…/…


Et tandis que la famille de Stacey et de Cameron se régalent avec une montagne de latkes de pomme de terre aux Etats-Unis, les familles juives d’Autriche célèbrent ‘Hanoucca avec de la viande panée appelée schnitzel. Les familles juives au Maroc dînent d’un couscous avec du poulet frit. Et les familles d’Italie ? Carciofi alla Giudia (des artichauts frits croustillants) et des frittelle di zucca (des frites de citrouille) sont toujours très appréciées!


…/… /*/


http://tinyurl.com/2ngkpn


/*/ …/…

Maîtrisez le vocabulaire yiddish pour une toupie à quatre faces (dreidel), de l’argent (guelt), une crêpe frite (latke); et des lumières de ‘Hanoucca (Chanukah licht).

La meilleure façon de présenter ces termes est, de loin, de les utiliser naturellement, au cours d’un récit, pendant que vous parlez du quartier juif et de la célébration de ‘Hanoucca.
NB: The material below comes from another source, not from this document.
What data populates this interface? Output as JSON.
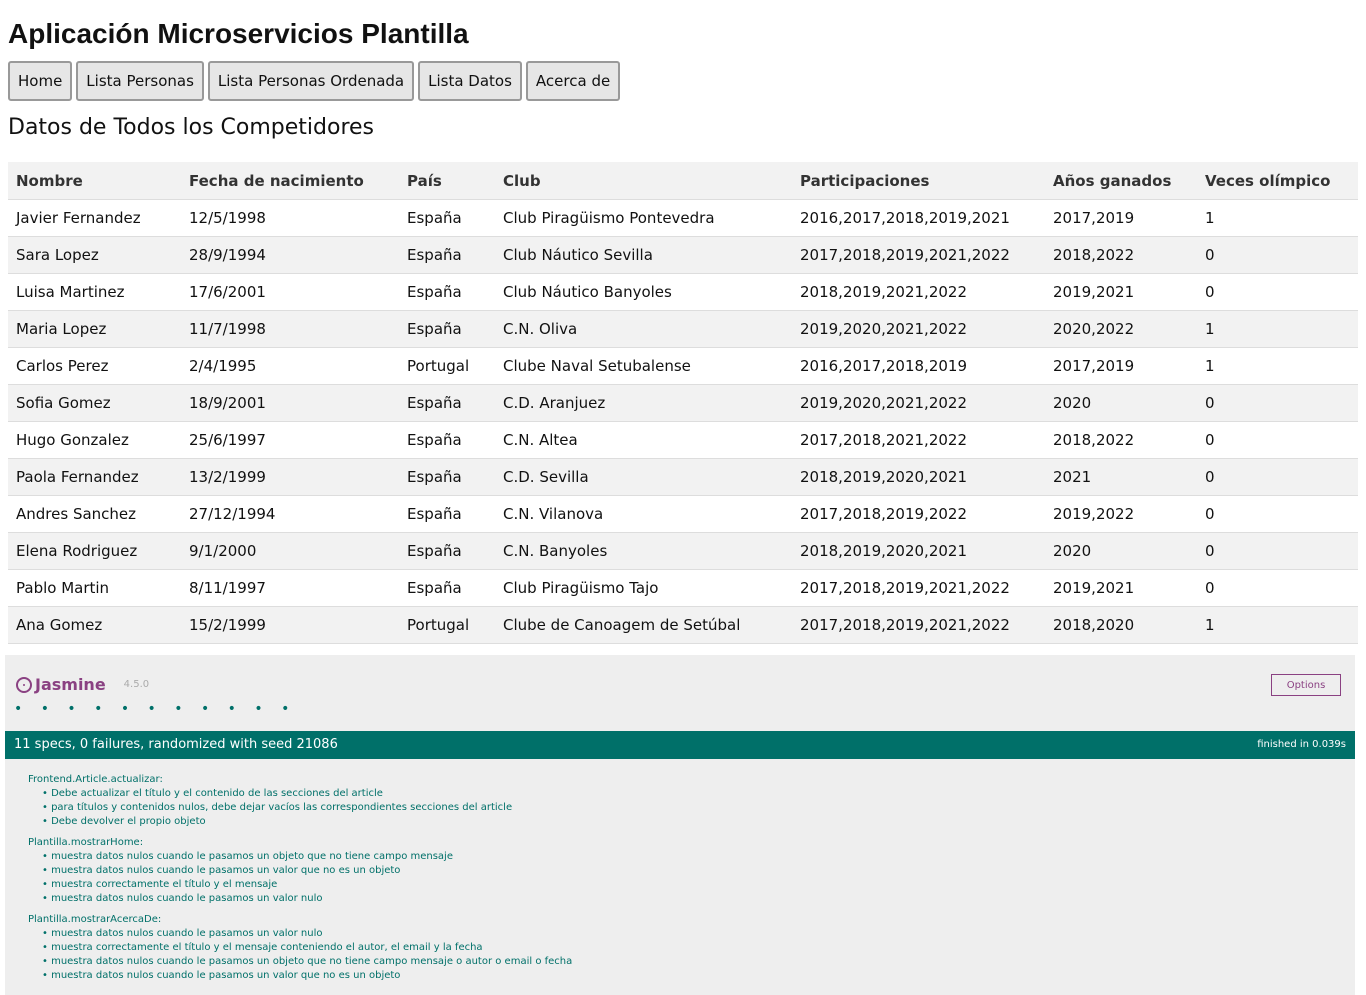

Beaucoup de ces termes sont aussi présents dans les livres présentés au début du Deuxième Billet.


Dans le matériel pour Troisième Billet, vos petits feront la rencontre d’un nouveau groupe de mots pour ces quatre articles, mais cette fois, en hébreu ! …/… /*/


http://tinyurl.com/3xurop


Best,
L’Amerloque

Kehilat Gesher said...

Just wanted to say hello from Kehilat Gesher and thank the nice person who made the comment about us and our rabbi. Come on over. We're in Paris XVII and St Germain en Laye. http://www.kehilatgesher.org

Denise